It’s by no means an understatement to call le sandwiche an institution in France. If people aren’t sitting down to a long lunch at a resto or café, they’re almost invariably nibbling on (or wolfing down) some sort of sandwich, the sale of which constituted a 6.62 billion euro industry last year. Le Figaro recently called le jambon beurre (ham and butter sandwich) “le sandwiche de la crise.” (Read it in English here). This cheap, grab-and-go staple, as well as sandwiches in general are rising in price due to increased food costs. On verra ce que ça va donner. Grève nationale?
So, I thought I’d add another sandwiche bon marché contender into the mix — the banh mi. Now, I’ve made no secret of the fact that I’m an avid fan of these sandwiches. Banh mi just never seem to get old. They’ve been the object of many a bike/subway trek in just about every city I’ve lived in, and it shows no signs of slowing down. Growing up right next to Little Saigon will do that to you, I suppose. They’ve become all the rage in the US, a trend that has my full support. The result of the melding of French and Vietnamese tastes during the colonial period — a wonderful byproduct of a rather dark era — Paris and banh mi seemed a natural fit. (If you’re interested, this WSJ article gives a short history). Continue reading

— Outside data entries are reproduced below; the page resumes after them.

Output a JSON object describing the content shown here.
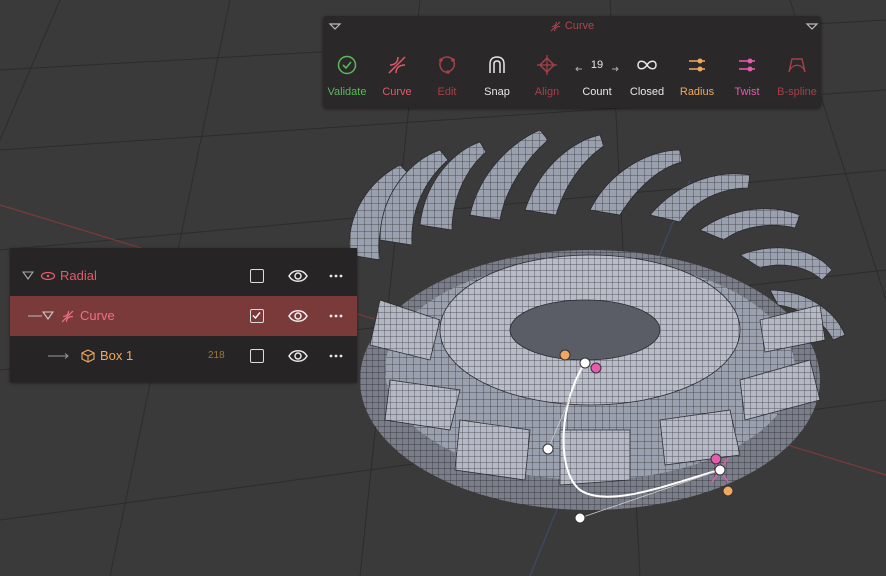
{
  "toolbar": {
    "title": "Curve",
    "tools": [
      {
        "label": "Validate",
        "icon": "check-circle-icon",
        "color": "#5cb85c"
      },
      {
        "label": "Curve",
        "icon": "curve-icon",
        "color": "#e25a6a"
      },
      {
        "label": "Edit",
        "icon": "edit-shape-icon",
        "color": "#a8404a"
      },
      {
        "label": "Snap",
        "icon": "magnet-icon",
        "color": "#e8e8e8"
      },
      {
        "label": "Align",
        "icon": "align-target-icon",
        "color": "#a8404a"
      },
      {
        "label": "Count",
        "icon": "counter-icon",
        "value": "19",
        "color": "#e8e8e8"
      },
      {
        "label": "Closed",
        "icon": "infinity-icon",
        "color": "#e8e8e8"
      },
      {
        "label": "Radius",
        "icon": "radius-sliders-icon",
        "color": "#f0a860"
      },
      {
        "label": "Twist",
        "icon": "twist-sliders-icon",
        "color": "#e85ab0"
      },
      {
        "label": "B-spline",
        "icon": "bspline-icon",
        "color": "#a8404a"
      }
    ]
  },
  "outliner": {
    "rows": [
      {
        "name": "Radial",
        "icon": "radial-icon",
        "color": "#e25a6a",
        "checked": false,
        "count": ""
      },
      {
        "name": "Curve",
        "icon": "curve-icon",
        "color": "#e25a6a",
        "checked": true,
        "count": ""
      },
      {
        "name": "Box 1",
        "icon": "cube-icon",
        "color": "#f0a860",
        "checked": false,
        "count": "218"
      }
    ]
  },
  "colors": {
    "background": "#3b3a3a",
    "selected_row": "#7a3a3a",
    "accent_red": "#e25a6a",
    "accent_orange": "#f0a860",
    "accent_pink": "#e85ab0"
  }
}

I have vivid memories of Chinese New Year in Beijing. It’s a huge celebration and the whole city is covered in red and gold. I remember running from the subway dodging firecrackers (most of which by my estimation were big enough to be considered “fireworks”) to get into our building. We watched from the window of our apartment, which rumbled with their booms and cracks all night long. The Spring Festival is easily the most important Chinese holiday, which begins on the first day of the lunar calendar and runs for not one but two weeks afterward. Continue reading